> REQUIRED WORK
What is needed is an exact copy of the whole listing below, with no pictures.

>>>>>

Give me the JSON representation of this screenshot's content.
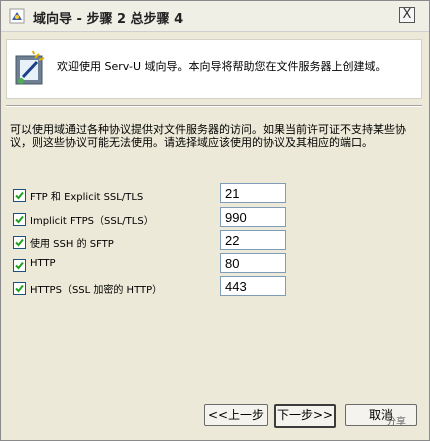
{
  "window": {
    "title": "域向导 - 步骤 2 总步骤 4",
    "close_label": "X"
  },
  "welcome": {
    "message": "欢迎使用 Serv-U 域向导。本向导将帮助您在文件服务器上创建域。"
  },
  "description": "可以使用域通过各种协议提供对文件服务器的访问。如果当前许可证不支持某些协议，则这些协议可能无法使用。请选择域应该使用的协议及其相应的端口。",
  "protocols": [
    {
      "label": "FTP 和 Explicit SSL/TLS",
      "checked": true,
      "port": "21"
    },
    {
      "label": "Implicit FTPS（SSL/TLS）",
      "checked": true,
      "port": "990"
    },
    {
      "label": "使用 SSH 的 SFTP",
      "checked": true,
      "port": "22"
    },
    {
      "label": "HTTP",
      "checked": true,
      "port": "80"
    },
    {
      "label": "HTTPS（SSL 加密的 HTTP）",
      "checked": true,
      "port": "443"
    }
  ],
  "buttons": {
    "back": "<<上一步",
    "next": "下一步>>",
    "cancel": "取消"
  },
  "watermark": "分享"
}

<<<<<

> COMPLETED EXERCISE
Give me the JSON representation of this screenshot's content.
{
  "window": {
    "title": "域向导 - 步骤 2 总步骤 4",
    "close_label": "X"
  },
  "welcome": {
    "message": "欢迎使用 Serv-U 域向导。本向导将帮助您在文件服务器上创建域。"
  },
  "description": "可以使用域通过各种协议提供对文件服务器的访问。如果当前许可证不支持某些协议，则这些协议可能无法使用。请选择域应该使用的协议及其相应的端口。",
  "protocols": [
    {
      "label": "FTP 和 Explicit SSL/TLS",
      "checked": true,
      "port": "21"
    },
    {
      "label": "Implicit FTPS（SSL/TLS）",
      "checked": true,
      "port": "990"
    },
    {
      "label": "使用 SSH 的 SFTP",
      "checked": true,
      "port": "22"
    },
    {
      "label": "HTTP",
      "checked": true,
      "port": "80"
    },
    {
      "label": "HTTPS（SSL 加密的 HTTP）",
      "checked": true,
      "port": "443"
    }
  ],
  "buttons": {
    "back": "<<上一步",
    "next": "下一步>>",
    "cancel": "取消"
  },
  "watermark": "分享"
}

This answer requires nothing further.